> _Aim of the task_
Could you say how many lines below contain the word "link"? Give the number with no other text.

> _Records for processing_
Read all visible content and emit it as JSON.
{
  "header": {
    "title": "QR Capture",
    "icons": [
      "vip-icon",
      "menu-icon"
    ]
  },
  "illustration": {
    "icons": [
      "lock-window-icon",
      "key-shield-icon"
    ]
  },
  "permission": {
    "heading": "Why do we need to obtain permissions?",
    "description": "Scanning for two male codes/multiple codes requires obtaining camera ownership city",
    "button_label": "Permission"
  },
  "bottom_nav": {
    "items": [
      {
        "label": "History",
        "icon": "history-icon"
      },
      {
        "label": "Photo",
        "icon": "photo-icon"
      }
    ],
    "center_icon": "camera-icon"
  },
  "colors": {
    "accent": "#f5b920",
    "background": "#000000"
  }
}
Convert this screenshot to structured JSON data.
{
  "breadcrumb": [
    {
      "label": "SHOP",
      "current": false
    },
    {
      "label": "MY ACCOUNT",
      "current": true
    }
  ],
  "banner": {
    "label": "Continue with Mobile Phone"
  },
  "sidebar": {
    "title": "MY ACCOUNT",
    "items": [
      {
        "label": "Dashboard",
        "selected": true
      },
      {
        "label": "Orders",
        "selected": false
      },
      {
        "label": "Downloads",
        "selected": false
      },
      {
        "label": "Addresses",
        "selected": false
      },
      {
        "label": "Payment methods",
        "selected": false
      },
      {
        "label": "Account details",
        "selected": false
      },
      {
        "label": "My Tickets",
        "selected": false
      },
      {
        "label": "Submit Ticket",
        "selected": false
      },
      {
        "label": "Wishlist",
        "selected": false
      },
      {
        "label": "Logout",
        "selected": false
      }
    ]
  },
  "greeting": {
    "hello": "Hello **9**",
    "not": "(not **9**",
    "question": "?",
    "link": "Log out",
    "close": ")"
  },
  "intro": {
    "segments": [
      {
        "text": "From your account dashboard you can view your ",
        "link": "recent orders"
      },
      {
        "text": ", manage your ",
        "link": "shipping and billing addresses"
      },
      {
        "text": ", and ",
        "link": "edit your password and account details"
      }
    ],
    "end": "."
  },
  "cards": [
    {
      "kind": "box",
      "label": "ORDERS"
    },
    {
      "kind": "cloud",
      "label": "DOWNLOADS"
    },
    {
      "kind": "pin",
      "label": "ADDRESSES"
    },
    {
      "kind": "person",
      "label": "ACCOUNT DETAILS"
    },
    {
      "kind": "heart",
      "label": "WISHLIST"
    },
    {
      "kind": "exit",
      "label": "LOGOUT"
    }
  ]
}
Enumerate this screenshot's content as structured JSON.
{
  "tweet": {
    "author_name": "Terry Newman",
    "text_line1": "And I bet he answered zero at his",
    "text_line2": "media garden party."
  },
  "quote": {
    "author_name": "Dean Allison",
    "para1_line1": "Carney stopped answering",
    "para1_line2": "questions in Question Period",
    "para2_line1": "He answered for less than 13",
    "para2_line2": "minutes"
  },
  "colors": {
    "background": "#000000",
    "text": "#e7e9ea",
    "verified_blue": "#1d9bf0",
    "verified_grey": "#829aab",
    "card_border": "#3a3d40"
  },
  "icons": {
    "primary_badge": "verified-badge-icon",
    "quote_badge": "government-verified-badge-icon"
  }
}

> _Response area_
4